Recent changes to the Federal Housing Administration’s HECM send some lenders to revisit the opportunity for new Non-FHA and jumbo reverse mortgages that will give borrowers even more options when tapping their home equity in retirement.
Non-FHA reverse mortgages in 2023
FHA may soon become less competitive relative to the private market because of loan limits set by the federal government. FHA limits how much its lender-partners can lend through its insurance programs. Historically, this level was set at a cap of $417,000 for reverse mortgages.
However, when lending was largely restricted across the private market during the housing crisis, the government raised that cap to $1,089,300. This made government home loans more desirable for homeowners of all different home values. It also made it harder for private lenders to compete.
The rise in the lending cap is temporary, however, and reverse mortgage lenders are seeing the point when loan limits retreat to their historical level as a chance to offer more products to borrowers whose homes are valued over the FHA lending limit.
What’s the difference?
As with any FHA-insured loan, a HECM reverse mortgage falls under the government’s requirements when it comes to making the loan and then providing service to the borrower throughout the life of the loan.
FHA only insures certain property types, for example. If you live in a manufactured home or a co-op, you likely won’t qualify for an FHA reverse mortgage. A private loan can offer more options to the borrower since it isn’t tied to the government’s rules.
It also creates more competition in the market, allowing borrowers even more choices.
When will the new loans be available?
Borrowers with high home values can access at least one non-FHA reverse mortgage option. Several additional lenders, however, have said they will be offering private reverse mortgage products in 2014.

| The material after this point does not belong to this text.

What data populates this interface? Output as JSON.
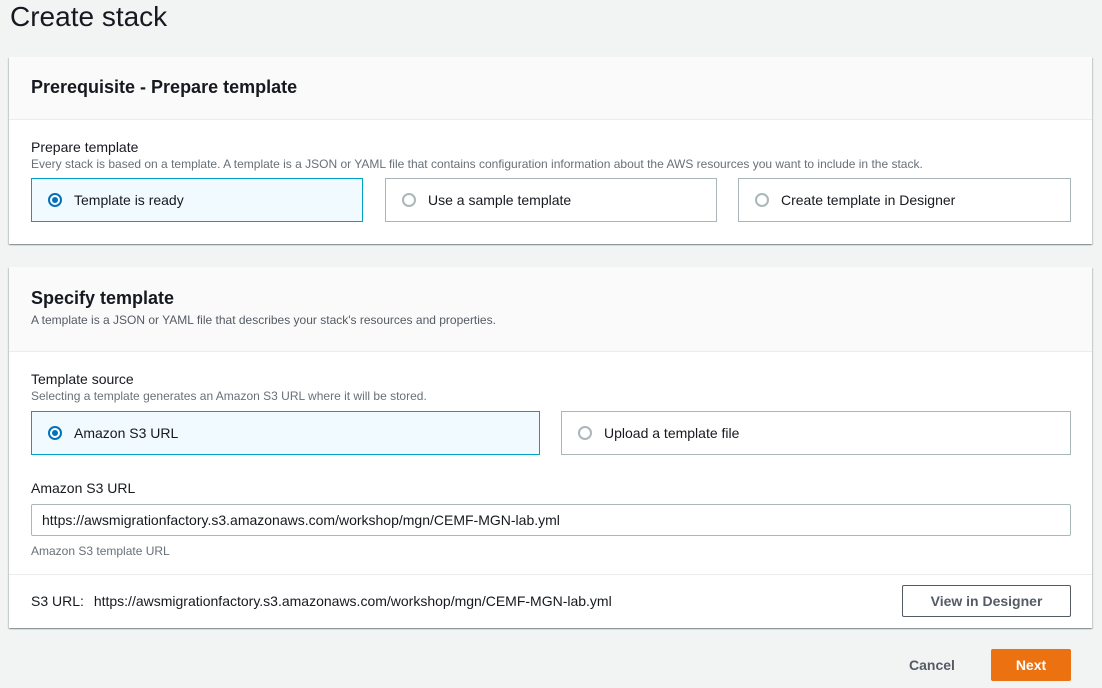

If you are seeking a reverse mortgage, remember that the HECM is just one of the 3 types of reverse mortgages. It can help retirees to boost cash flow, protect against market risk, or provide a line of credit for emergency uses in retirement. But other options are also worth exploring.
Non-FHA vs. HECM Product Comparison
|Compare Features||Non-FHA||HECM Reverse Mortgage|
|Borrower Minimum Age||55||62|
|Maximum Lending Limit||$4,000,000||$1,089,300|
|Eligible Properties||Single Family (SRF), FNMA warrantable Condo, Townhome, 1-4 Units.||Single Family (SRF), HUD Approved Condo, Townhome, 1-4 Units.|
|Line of Credit||10 Year Draw Period||Lifetime|
|Line of Credit Growth Rate||Limited to 7 Years||Lifetime|
|Tenure Payment Plan||No||Yes|
|Low/No Closing Costs||Yes||No|
|Younger Spouse Protection||No||Yes|
|Use for Home Purchase||Yes||Yes|